#### Given entries

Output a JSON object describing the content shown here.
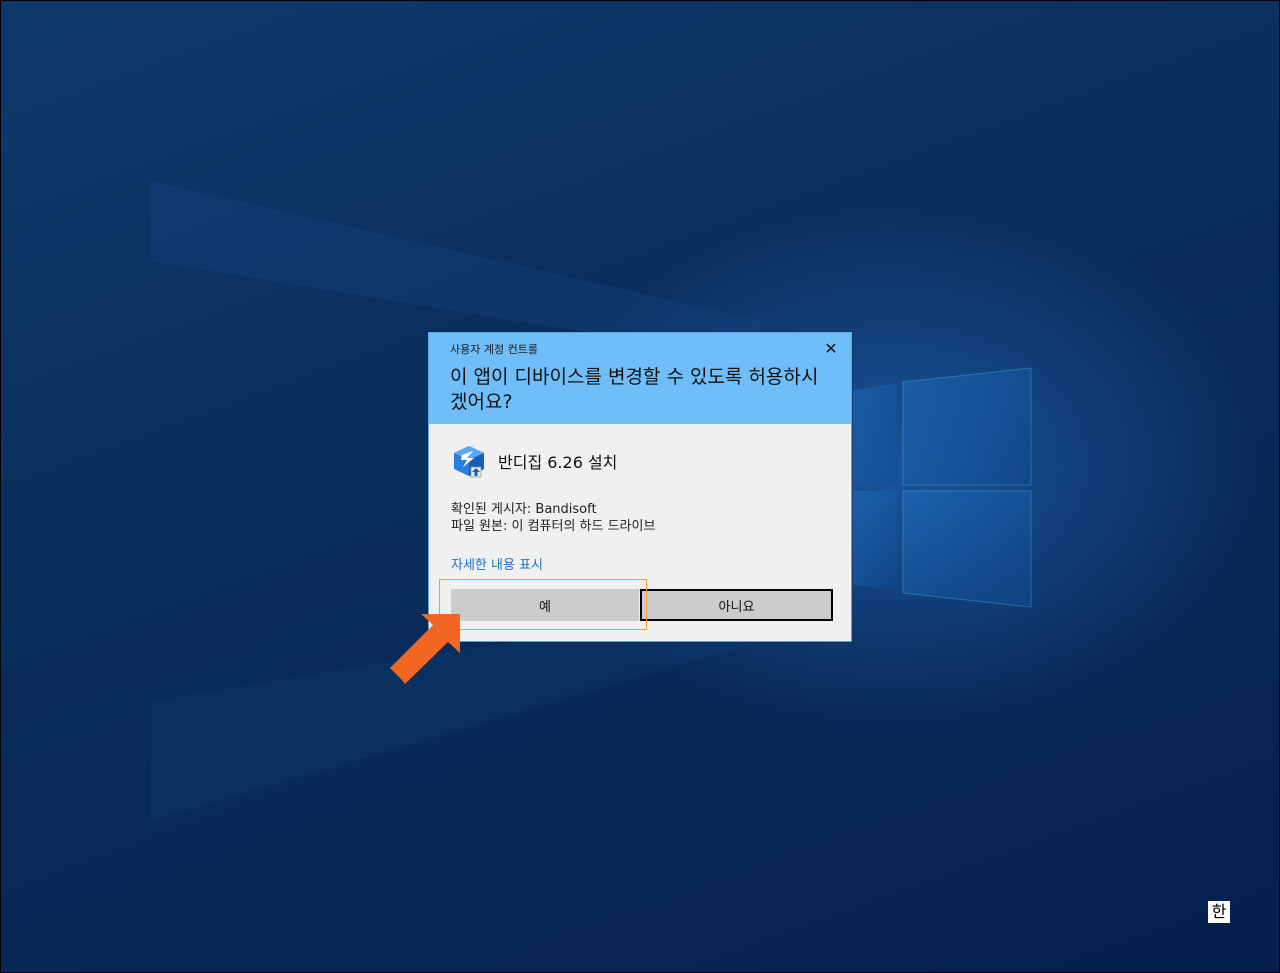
{
  "uac": {
    "caption": "사용자 계정 컨트롤",
    "close_glyph": "✕",
    "question": "이 앱이 디바이스를 변경할 수 있도록 허용하시겠어요?",
    "app_name": "반디집 6.26 설치",
    "app_icon": "bandizip-installer-icon",
    "publisher_line": "확인된 게시자: Bandisoft",
    "origin_line": "파일 원본: 이 컴퓨터의 하드 드라이브",
    "details_link": "자세한 내용 표시",
    "yes_label": "예",
    "no_label": "아니요"
  },
  "taskbar": {
    "ime_indicator": "한"
  },
  "colors": {
    "header": "#6fbef8",
    "body": "#f0f0f0",
    "link": "#1a73c8",
    "button": "#cccccc",
    "annotation": "#f26522"
  }
}
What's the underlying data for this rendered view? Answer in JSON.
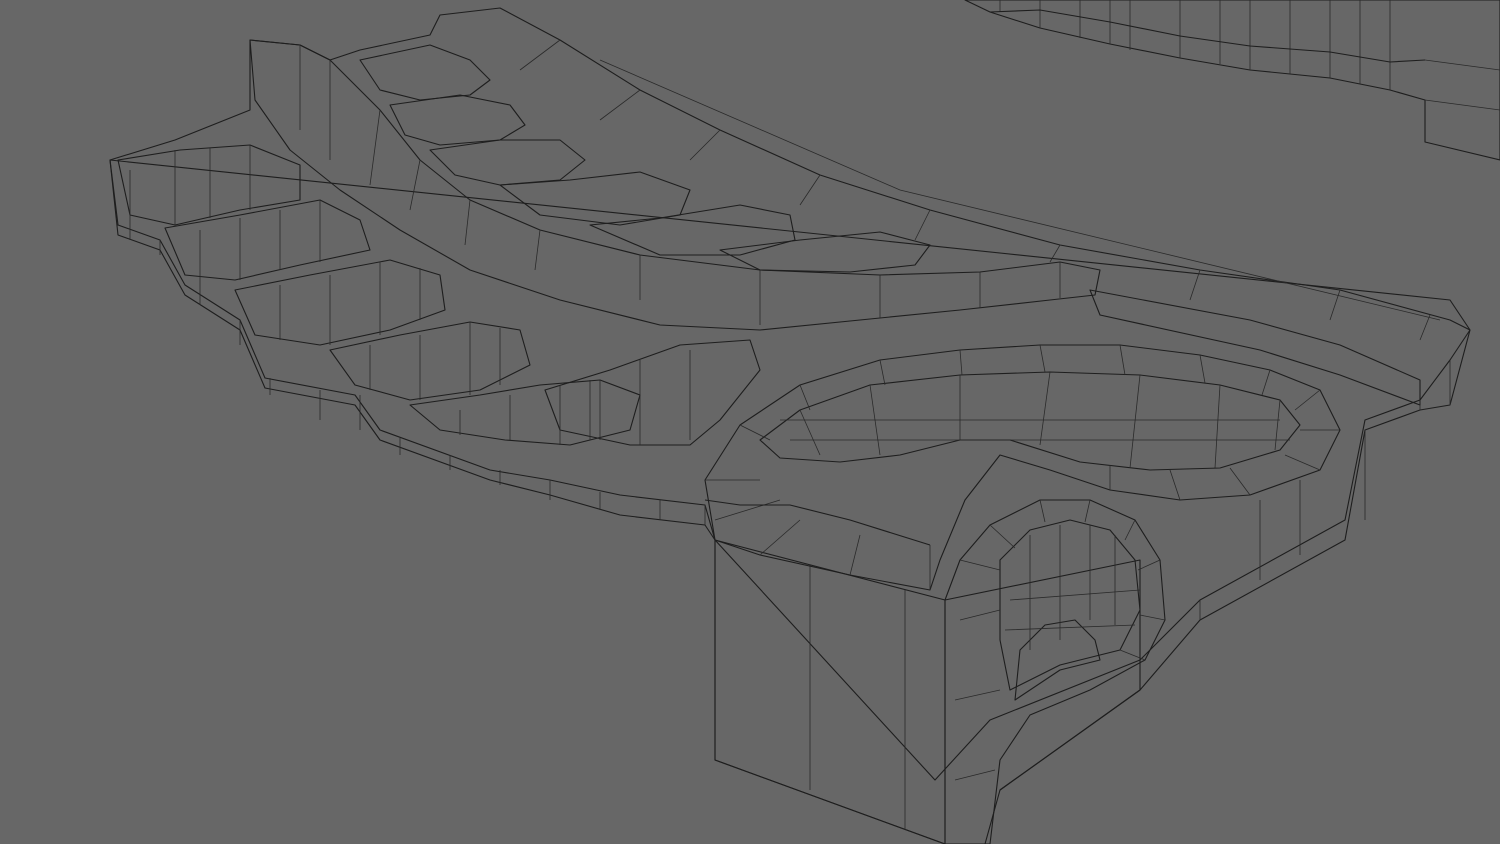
{
  "scene": {
    "background_color": "#676767",
    "mesh_light": "#e6e6e6",
    "mesh_mid": "#cfcfcf",
    "mesh_shadow": "#a9a9a9",
    "wire_color": "#1e1e1e"
  }
}
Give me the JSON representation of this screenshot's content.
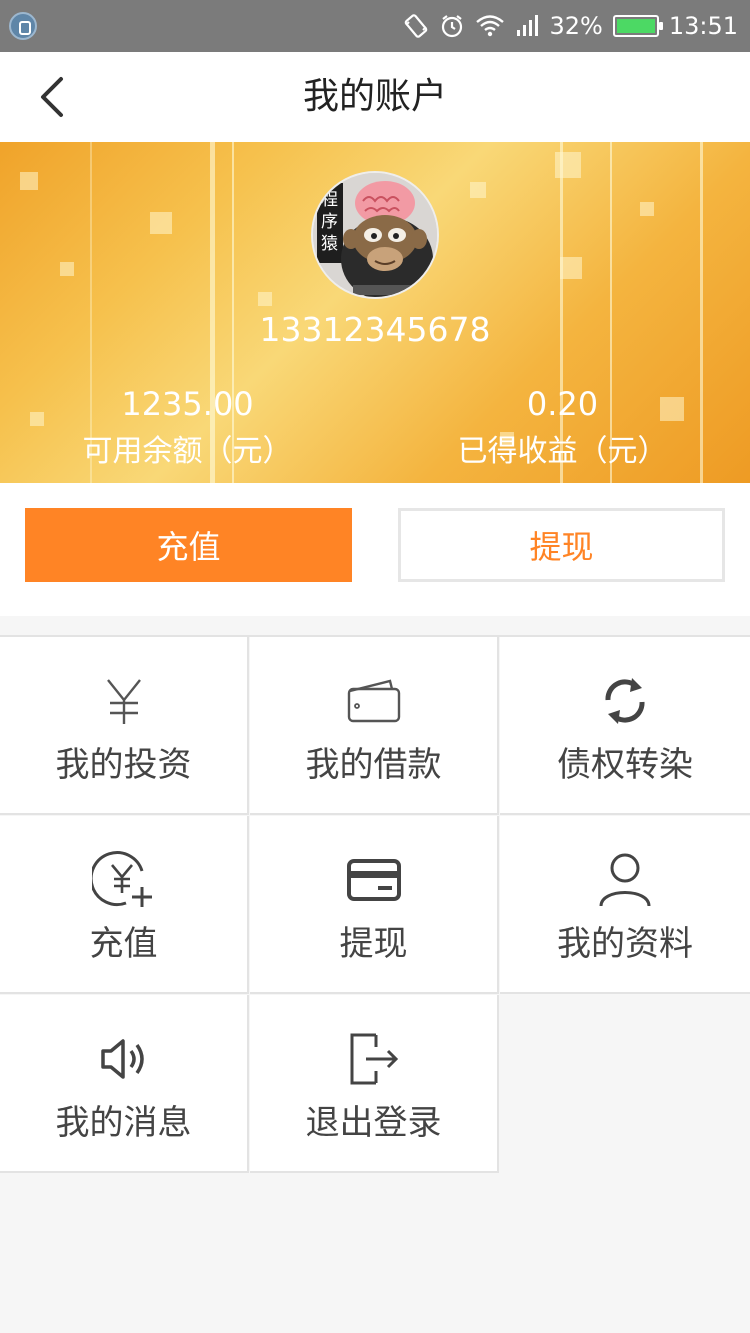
{
  "status_bar": {
    "battery": "32%",
    "time": "13:51",
    "icons": [
      "notification-icon",
      "vibrate-icon",
      "alarm-icon",
      "wifi-icon",
      "signal-icon",
      "battery-icon"
    ]
  },
  "nav": {
    "title": "我的账户",
    "back_icon": "chevron-left-icon"
  },
  "account": {
    "phone": "13312345678",
    "balance_value": "1235.00",
    "balance_label": "可用余额（元）",
    "earnings_value": "0.20",
    "earnings_label": "已得收益（元）"
  },
  "actions": {
    "recharge": "充值",
    "withdraw": "提现"
  },
  "menu": {
    "items": [
      {
        "label": "我的投资",
        "icon": "yen-icon"
      },
      {
        "label": "我的借款",
        "icon": "wallet-icon"
      },
      {
        "label": "债权转染",
        "icon": "refresh-icon"
      },
      {
        "label": "充值",
        "icon": "yen-add-icon"
      },
      {
        "label": "提现",
        "icon": "card-icon"
      },
      {
        "label": "我的资料",
        "icon": "user-icon"
      },
      {
        "label": "我的消息",
        "icon": "speaker-icon"
      },
      {
        "label": "退出登录",
        "icon": "logout-icon"
      }
    ]
  },
  "colors": {
    "accent": "#ff8425",
    "status_bar": "#7b7b7b",
    "banner": "#f4b43f"
  }
}
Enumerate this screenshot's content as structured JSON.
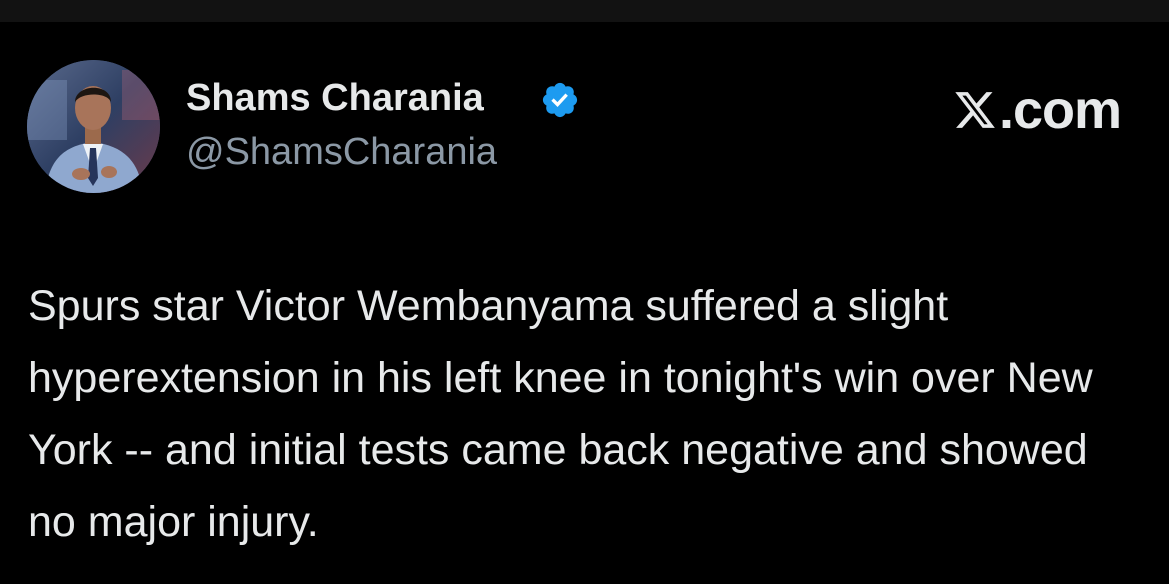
{
  "author": {
    "display_name": "Shams Charania",
    "handle": "@ShamsCharania",
    "verified": true
  },
  "brand": {
    "suffix": ".com"
  },
  "tweet": {
    "text": "Spurs star Victor Wembanyama suffered a slight hyperextension in his left knee in tonight's win over New York -- and initial tests came back negative and showed no major injury."
  },
  "icons": {
    "verified": "verified-badge-icon",
    "brand": "x-logo-icon"
  },
  "colors": {
    "background": "#000000",
    "text_primary": "#e7e9ea",
    "text_secondary": "#8b98a5",
    "verified_blue": "#1d9bf0"
  }
}
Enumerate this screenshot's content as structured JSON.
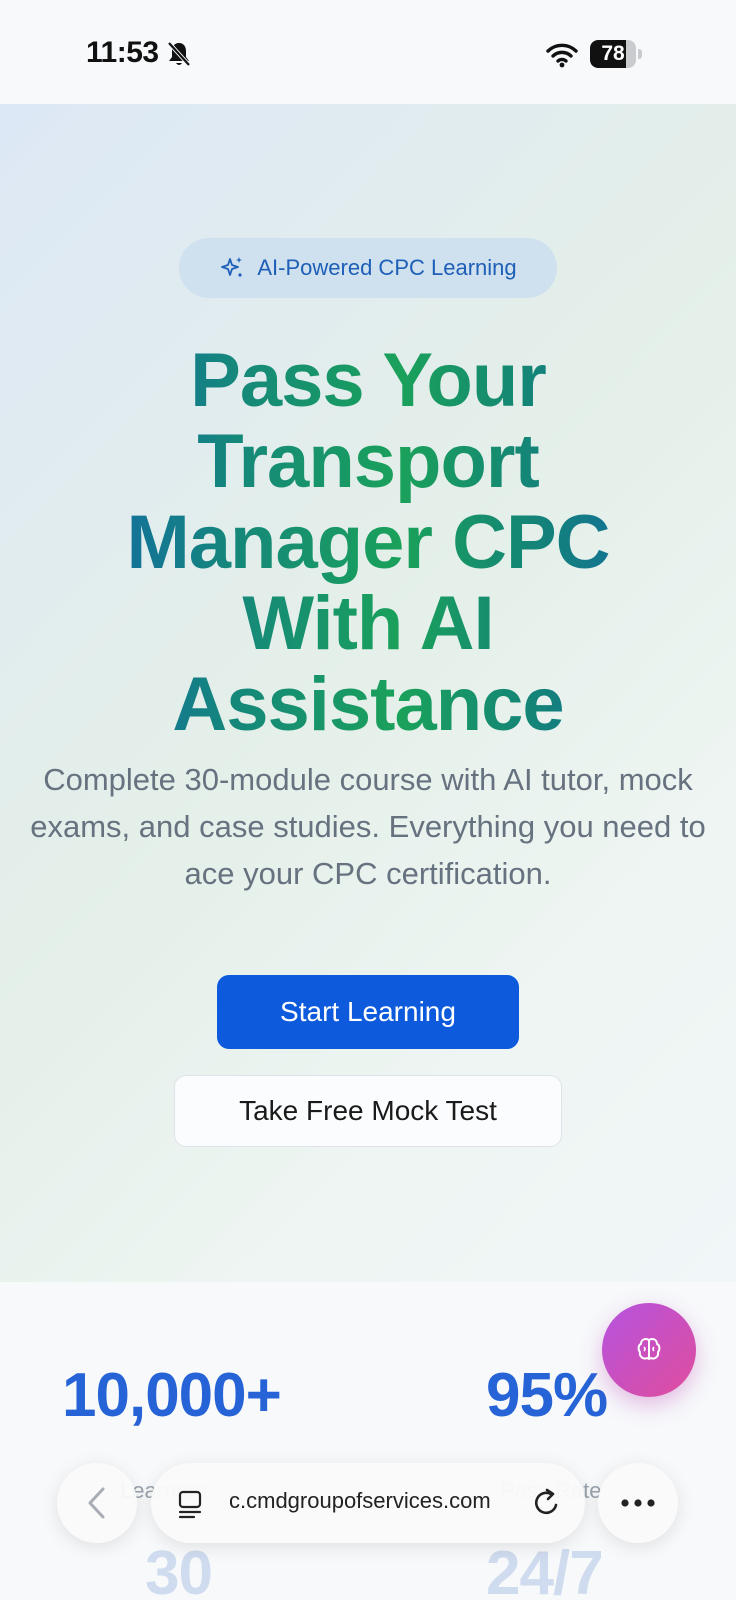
{
  "status_bar": {
    "time": "11:53",
    "battery": "78",
    "battery_level": 0.78
  },
  "hero": {
    "badge_label": "AI-Powered CPC Learning",
    "headline_lines": [
      "Pass Your",
      "Transport",
      "Manager CPC",
      "With AI",
      "Assistance"
    ],
    "subtext": "Complete 30-module course with AI tutor, mock exams, and case studies. Everything you need to ace your CPC certification.",
    "primary_button": "Start Learning",
    "secondary_button": "Take Free Mock Test"
  },
  "stats": [
    {
      "value": "10,000+",
      "label": "Learners"
    },
    {
      "value": "95%",
      "label": "Pass Rate"
    },
    {
      "value": "30",
      "label": ""
    },
    {
      "value": "24/7",
      "label": ""
    }
  ],
  "browser": {
    "url": "c.cmdgroupofservices.com"
  },
  "icons": [
    "bell-slash-icon",
    "wifi-icon",
    "battery-icon",
    "sparkle-icon",
    "brain-icon",
    "back-chevron-icon",
    "tabs-icon",
    "reload-icon",
    "more-icon"
  ],
  "colors": {
    "primary": "#0d5bdc",
    "stat_blue": "#2563d6",
    "fab_start": "#b553e0",
    "fab_end": "#e04d9c"
  }
}
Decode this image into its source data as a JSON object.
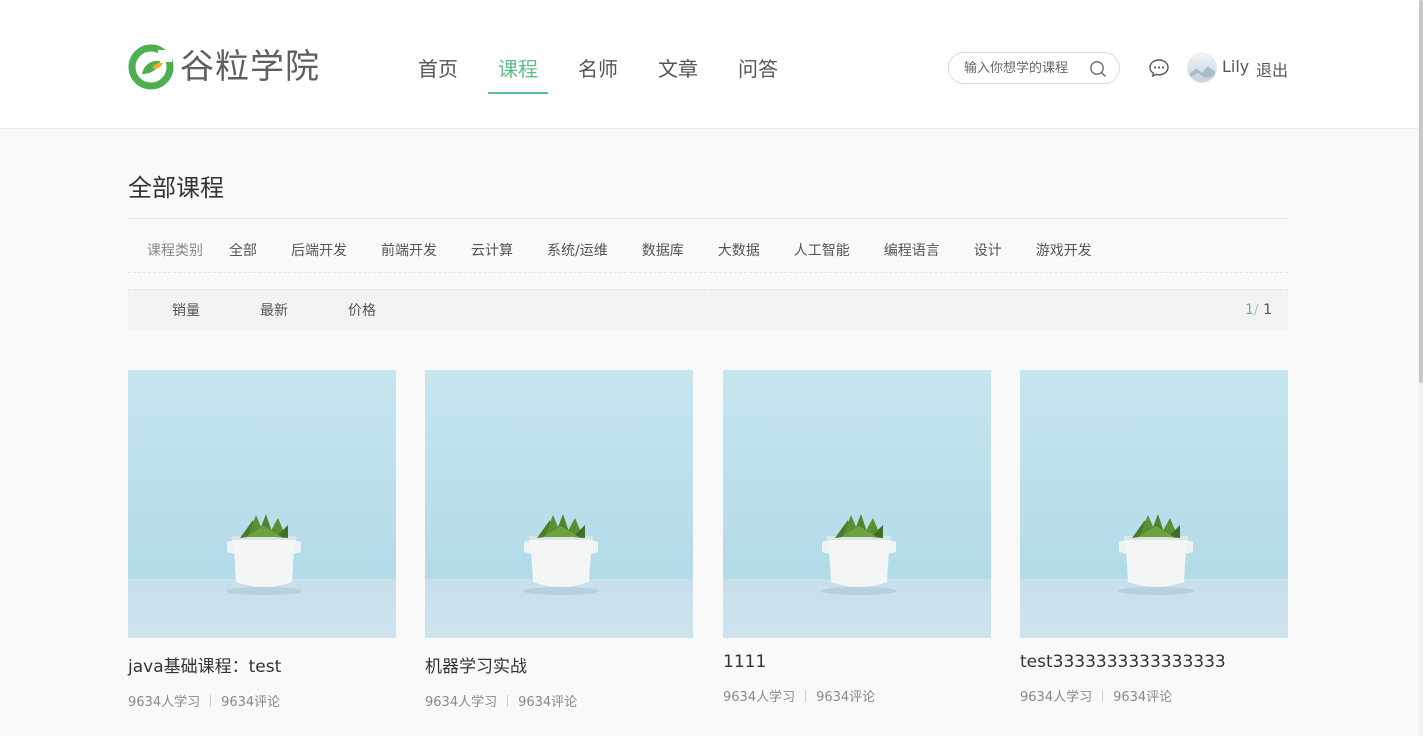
{
  "brand": {
    "name": "谷粒学院",
    "color": "#4caf50",
    "accent": "#f5a623"
  },
  "nav": {
    "items": [
      {
        "label": "首页",
        "active": false
      },
      {
        "label": "课程",
        "active": true
      },
      {
        "label": "名师",
        "active": false
      },
      {
        "label": "文章",
        "active": false
      },
      {
        "label": "问答",
        "active": false
      }
    ],
    "active_color": "#5ebc8d"
  },
  "search": {
    "placeholder": "输入你想学的课程",
    "icon": "search-icon"
  },
  "user": {
    "name": "Lily",
    "logout_label": "退出",
    "message_icon": "message-icon"
  },
  "page": {
    "title": "全部课程"
  },
  "categories": {
    "label": "课程类别",
    "items": [
      "全部",
      "后端开发",
      "前端开发",
      "云计算",
      "系统/运维",
      "数据库",
      "大数据",
      "人工智能",
      "编程语言",
      "设计",
      "游戏开发"
    ]
  },
  "sort": {
    "items": [
      "销量",
      "最新",
      "价格"
    ],
    "pager": {
      "current": "1",
      "separator": "/",
      "total": "1"
    }
  },
  "courses": [
    {
      "title": "java基础课程：test",
      "learners": "9634人学习",
      "comments": "9634评论"
    },
    {
      "title": "机器学习实战",
      "learners": "9634人学习",
      "comments": "9634评论"
    },
    {
      "title": "1111",
      "learners": "9634人学习",
      "comments": "9634评论"
    },
    {
      "title": "test3333333333333333",
      "learners": "9634人学习",
      "comments": "9634评论"
    }
  ]
}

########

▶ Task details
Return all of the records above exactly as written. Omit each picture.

▶ Output for this exercise
Output a JSON object describing the content shown here.
{
  "uac": {
    "caption": "사용자 계정 컨트롤",
    "close_glyph": "✕",
    "question": "이 앱이 디바이스를 변경할 수 있도록 허용하시겠어요?",
    "app_name": "반디집 6.26 설치",
    "app_icon": "bandizip-installer-icon",
    "publisher_line": "확인된 게시자: Bandisoft",
    "origin_line": "파일 원본: 이 컴퓨터의 하드 드라이브",
    "details_link": "자세한 내용 표시",
    "yes_label": "예",
    "no_label": "아니요"
  },
  "taskbar": {
    "ime_indicator": "한"
  },
  "colors": {
    "header": "#6fbef8",
    "body": "#f0f0f0",
    "link": "#1a73c8",
    "button": "#cccccc",
    "annotation": "#f26522"
  }
}
What's the underlying data for this rendered view? Answer in JSON.
{
  "scene": {
    "background_color": "#676767",
    "mesh_light": "#e6e6e6",
    "mesh_mid": "#cfcfcf",
    "mesh_shadow": "#a9a9a9",
    "wire_color": "#1e1e1e"
  }
}
Give me the JSON representation of this screenshot's content.
{
  "status_bar": {
    "battery": "32%",
    "time": "13:51",
    "icons": [
      "notification-icon",
      "vibrate-icon",
      "alarm-icon",
      "wifi-icon",
      "signal-icon",
      "battery-icon"
    ]
  },
  "nav": {
    "title": "我的账户",
    "back_icon": "chevron-left-icon"
  },
  "account": {
    "phone": "13312345678",
    "balance_value": "1235.00",
    "balance_label": "可用余额（元）",
    "earnings_value": "0.20",
    "earnings_label": "已得收益（元）"
  },
  "actions": {
    "recharge": "充值",
    "withdraw": "提现"
  },
  "menu": {
    "items": [
      {
        "label": "我的投资",
        "icon": "yen-icon"
      },
      {
        "label": "我的借款",
        "icon": "wallet-icon"
      },
      {
        "label": "债权转染",
        "icon": "refresh-icon"
      },
      {
        "label": "充值",
        "icon": "yen-add-icon"
      },
      {
        "label": "提现",
        "icon": "card-icon"
      },
      {
        "label": "我的资料",
        "icon": "user-icon"
      },
      {
        "label": "我的消息",
        "icon": "speaker-icon"
      },
      {
        "label": "退出登录",
        "icon": "logout-icon"
      }
    ]
  },
  "colors": {
    "accent": "#ff8425",
    "status_bar": "#7b7b7b",
    "banner": "#f4b43f"
  }
}
Enumerate this screenshot's content as structured JSON.
{
  "author": {
    "display_name": "Shams Charania",
    "handle": "@ShamsCharania",
    "verified": true
  },
  "brand": {
    "suffix": ".com"
  },
  "tweet": {
    "text": "Spurs star Victor Wembanyama suffered a slight hyperextension in his left knee in tonight's win over New York -- and initial tests came back negative and showed no major injury."
  },
  "icons": {
    "verified": "verified-badge-icon",
    "brand": "x-logo-icon"
  },
  "colors": {
    "background": "#000000",
    "text_primary": "#e7e9ea",
    "text_secondary": "#8b98a5",
    "verified_blue": "#1d9bf0"
  }
}
Enumerate this screenshot's content as structured JSON.
{
  "status_bar": {
    "time": "11:53",
    "battery": "78",
    "battery_level": 0.78
  },
  "hero": {
    "badge_label": "AI-Powered CPC Learning",
    "headline_lines": [
      "Pass Your",
      "Transport",
      "Manager CPC",
      "With AI",
      "Assistance"
    ],
    "subtext": "Complete 30-module course with AI tutor, mock exams, and case studies. Everything you need to ace your CPC certification.",
    "primary_button": "Start Learning",
    "secondary_button": "Take Free Mock Test"
  },
  "stats": [
    {
      "value": "10,000+",
      "label": "Learners"
    },
    {
      "value": "95%",
      "label": "Pass Rate"
    },
    {
      "value": "30",
      "label": ""
    },
    {
      "value": "24/7",
      "label": ""
    }
  ],
  "browser": {
    "url": "c.cmdgroupofservices.com"
  },
  "icons": [
    "bell-slash-icon",
    "wifi-icon",
    "battery-icon",
    "sparkle-icon",
    "brain-icon",
    "back-chevron-icon",
    "tabs-icon",
    "reload-icon",
    "more-icon"
  ],
  "colors": {
    "primary": "#0d5bdc",
    "stat_blue": "#2563d6",
    "fab_start": "#b553e0",
    "fab_end": "#e04d9c"
  }
}
Decode this image into its source data as a JSON object.
{
  "brand": {
    "name": "谷粒学院",
    "color": "#4caf50",
    "accent": "#f5a623"
  },
  "nav": {
    "items": [
      {
        "label": "首页",
        "active": false
      },
      {
        "label": "课程",
        "active": true
      },
      {
        "label": "名师",
        "active": false
      },
      {
        "label": "文章",
        "active": false
      },
      {
        "label": "问答",
        "active": false
      }
    ],
    "active_color": "#5ebc8d"
  },
  "search": {
    "placeholder": "输入你想学的课程",
    "icon": "search-icon"
  },
  "user": {
    "name": "Lily",
    "logout_label": "退出",
    "message_icon": "message-icon"
  },
  "page": {
    "title": "全部课程"
  },
  "categories": {
    "label": "课程类别",
    "items": [
      "全部",
      "后端开发",
      "前端开发",
      "云计算",
      "系统/运维",
      "数据库",
      "大数据",
      "人工智能",
      "编程语言",
      "设计",
      "游戏开发"
    ]
  },
  "sort": {
    "items": [
      "销量",
      "最新",
      "价格"
    ],
    "pager": {
      "current": "1",
      "separator": "/",
      "total": "1"
    }
  },
  "courses": [
    {
      "title": "java基础课程：test",
      "learners": "9634人学习",
      "comments": "9634评论"
    },
    {
      "title": "机器学习实战",
      "learners": "9634人学习",
      "comments": "9634评论"
    },
    {
      "title": "1111",
      "learners": "9634人学习",
      "comments": "9634评论"
    },
    {
      "title": "test3333333333333333",
      "learners": "9634人学习",
      "comments": "9634评论"
    }
  ]
}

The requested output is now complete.